### Work item
Each entry in this listing needs to be written out again, word for word.
Provided information Start Marker
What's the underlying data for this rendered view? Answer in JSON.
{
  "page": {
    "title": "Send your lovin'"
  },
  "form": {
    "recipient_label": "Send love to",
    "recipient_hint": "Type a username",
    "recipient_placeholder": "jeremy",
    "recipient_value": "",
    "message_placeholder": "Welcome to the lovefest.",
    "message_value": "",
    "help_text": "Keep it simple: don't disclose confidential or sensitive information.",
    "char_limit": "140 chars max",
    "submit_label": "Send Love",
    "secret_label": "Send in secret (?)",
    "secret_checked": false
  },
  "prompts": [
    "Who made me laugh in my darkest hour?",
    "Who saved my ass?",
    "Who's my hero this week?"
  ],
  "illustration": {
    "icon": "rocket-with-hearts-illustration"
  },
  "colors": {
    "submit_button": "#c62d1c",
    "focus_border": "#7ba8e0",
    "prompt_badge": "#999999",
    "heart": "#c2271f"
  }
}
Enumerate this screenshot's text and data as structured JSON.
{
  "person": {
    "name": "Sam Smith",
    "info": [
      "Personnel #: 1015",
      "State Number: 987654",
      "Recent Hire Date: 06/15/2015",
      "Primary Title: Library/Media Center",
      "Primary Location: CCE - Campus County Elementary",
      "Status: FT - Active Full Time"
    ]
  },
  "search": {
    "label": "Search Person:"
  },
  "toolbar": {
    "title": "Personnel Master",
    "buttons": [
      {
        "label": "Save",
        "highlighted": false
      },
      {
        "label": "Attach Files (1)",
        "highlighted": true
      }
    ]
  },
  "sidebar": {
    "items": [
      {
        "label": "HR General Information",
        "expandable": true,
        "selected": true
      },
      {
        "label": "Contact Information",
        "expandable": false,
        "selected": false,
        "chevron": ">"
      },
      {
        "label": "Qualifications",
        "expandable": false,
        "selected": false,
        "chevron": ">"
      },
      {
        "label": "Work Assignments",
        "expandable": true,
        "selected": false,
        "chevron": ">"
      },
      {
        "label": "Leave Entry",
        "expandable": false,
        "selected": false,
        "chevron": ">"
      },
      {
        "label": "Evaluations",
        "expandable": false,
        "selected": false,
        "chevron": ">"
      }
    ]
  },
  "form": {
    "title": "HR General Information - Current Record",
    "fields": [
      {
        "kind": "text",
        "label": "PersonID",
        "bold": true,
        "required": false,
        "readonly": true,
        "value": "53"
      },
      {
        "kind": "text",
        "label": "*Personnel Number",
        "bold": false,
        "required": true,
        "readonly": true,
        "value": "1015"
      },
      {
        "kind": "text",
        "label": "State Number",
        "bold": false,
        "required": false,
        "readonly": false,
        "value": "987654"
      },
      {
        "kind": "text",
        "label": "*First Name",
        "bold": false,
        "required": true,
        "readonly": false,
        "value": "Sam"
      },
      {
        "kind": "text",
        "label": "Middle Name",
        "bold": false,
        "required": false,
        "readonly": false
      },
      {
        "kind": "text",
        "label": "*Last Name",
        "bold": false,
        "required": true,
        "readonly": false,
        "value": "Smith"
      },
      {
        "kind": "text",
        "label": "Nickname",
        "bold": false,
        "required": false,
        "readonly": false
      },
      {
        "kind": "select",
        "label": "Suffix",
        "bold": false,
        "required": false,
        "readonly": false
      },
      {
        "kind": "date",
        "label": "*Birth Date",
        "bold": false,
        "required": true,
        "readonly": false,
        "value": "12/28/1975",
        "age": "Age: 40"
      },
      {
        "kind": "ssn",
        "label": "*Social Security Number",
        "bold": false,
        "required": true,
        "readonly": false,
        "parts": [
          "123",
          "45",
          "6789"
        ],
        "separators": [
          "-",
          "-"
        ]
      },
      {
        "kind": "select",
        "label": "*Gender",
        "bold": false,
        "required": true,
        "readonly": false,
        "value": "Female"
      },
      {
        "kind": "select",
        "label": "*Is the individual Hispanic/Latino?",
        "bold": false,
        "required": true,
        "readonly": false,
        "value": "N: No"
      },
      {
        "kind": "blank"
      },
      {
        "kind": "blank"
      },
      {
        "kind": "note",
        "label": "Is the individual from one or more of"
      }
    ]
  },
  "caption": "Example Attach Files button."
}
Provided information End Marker
### Written solution
What's the underlying data for this rendered view? Answer in JSON.
{
  "page": {
    "title": "Send your lovin'"
  },
  "form": {
    "recipient_label": "Send love to",
    "recipient_hint": "Type a username",
    "recipient_placeholder": "jeremy",
    "recipient_value": "",
    "message_placeholder": "Welcome to the lovefest.",
    "message_value": "",
    "help_text": "Keep it simple: don't disclose confidential or sensitive information.",
    "char_limit": "140 chars max",
    "submit_label": "Send Love",
    "secret_label": "Send in secret (?)",
    "secret_checked": false
  },
  "prompts": [
    "Who made me laugh in my darkest hour?",
    "Who saved my ass?",
    "Who's my hero this week?"
  ],
  "illustration": {
    "icon": "rocket-with-hearts-illustration"
  },
  "colors": {
    "submit_button": "#c62d1c",
    "focus_border": "#7ba8e0",
    "prompt_badge": "#999999",
    "heart": "#c2271f"
  }
}
Enumerate this screenshot's text and data as structured JSON.
{
  "person": {
    "name": "Sam Smith",
    "info": [
      "Personnel #: 1015",
      "State Number: 987654",
      "Recent Hire Date: 06/15/2015",
      "Primary Title: Library/Media Center",
      "Primary Location: CCE - Campus County Elementary",
      "Status: FT - Active Full Time"
    ]
  },
  "search": {
    "label": "Search Person:"
  },
  "toolbar": {
    "title": "Personnel Master",
    "buttons": [
      {
        "label": "Save",
        "highlighted": false
      },
      {
        "label": "Attach Files (1)",
        "highlighted": true
      }
    ]
  },
  "sidebar": {
    "items": [
      {
        "label": "HR General Information",
        "expandable": true,
        "selected": true
      },
      {
        "label": "Contact Information",
        "expandable": false,
        "selected": false,
        "chevron": ">"
      },
      {
        "label": "Qualifications",
        "expandable": false,
        "selected": false,
        "chevron": ">"
      },
      {
        "label": "Work Assignments",
        "expandable": true,
        "selected": false,
        "chevron": ">"
      },
      {
        "label": "Leave Entry",
        "expandable": false,
        "selected": false,
        "chevron": ">"
      },
      {
        "label": "Evaluations",
        "expandable": false,
        "selected": false,
        "chevron": ">"
      }
    ]
  },
  "form": {
    "title": "HR General Information - Current Record",
    "fields": [
      {
        "kind": "text",
        "label": "PersonID",
        "bold": true,
        "required": false,
        "readonly": true,
        "value": "53"
      },
      {
        "kind": "text",
        "label": "*Personnel Number",
        "bold": false,
        "required": true,
        "readonly": true,
        "value": "1015"
      },
      {
        "kind": "text",
        "label": "State Number",
        "bold": false,
        "required": false,
        "readonly": false,
        "value": "987654"
      },
      {
        "kind": "text",
        "label": "*First Name",
        "bold": false,
        "required": true,
        "readonly": false,
        "value": "Sam"
      },
      {
        "kind": "text",
        "label": "Middle Name",
        "bold": false,
        "required": false,
        "readonly": false
      },
      {
        "kind": "text",
        "label": "*Last Name",
        "bold": false,
        "required": true,
        "readonly": false,
        "value": "Smith"
      },
      {
        "kind": "text",
        "label": "Nickname",
        "bold": false,
        "required": false,
        "readonly": false
      },
      {
        "kind": "select",
        "label": "Suffix",
        "bold": false,
        "required": false,
        "readonly": false
      },
      {
        "kind": "date",
        "label": "*Birth Date",
        "bold": false,
        "required": true,
        "readonly": false,
        "value": "12/28/1975",
        "age": "Age: 40"
      },
      {
        "kind": "ssn",
        "label": "*Social Security Number",
        "bold": false,
        "required": true,
        "readonly": false,
        "parts": [
          "123",
          "45",
          "6789"
        ],
        "separators": [
          "-",
          "-"
        ]
      },
      {
        "kind": "select",
        "label": "*Gender",
        "bold": false,
        "required": true,
        "readonly": false,
        "value": "Female"
      },
      {
        "kind": "select",
        "label": "*Is the individual Hispanic/Latino?",
        "bold": false,
        "required": true,
        "readonly": false,
        "value": "N: No"
      },
      {
        "kind": "blank"
      },
      {
        "kind": "blank"
      },
      {
        "kind": "note",
        "label": "Is the individual from one or more of"
      }
    ]
  },
  "caption": "Example Attach Files button."
}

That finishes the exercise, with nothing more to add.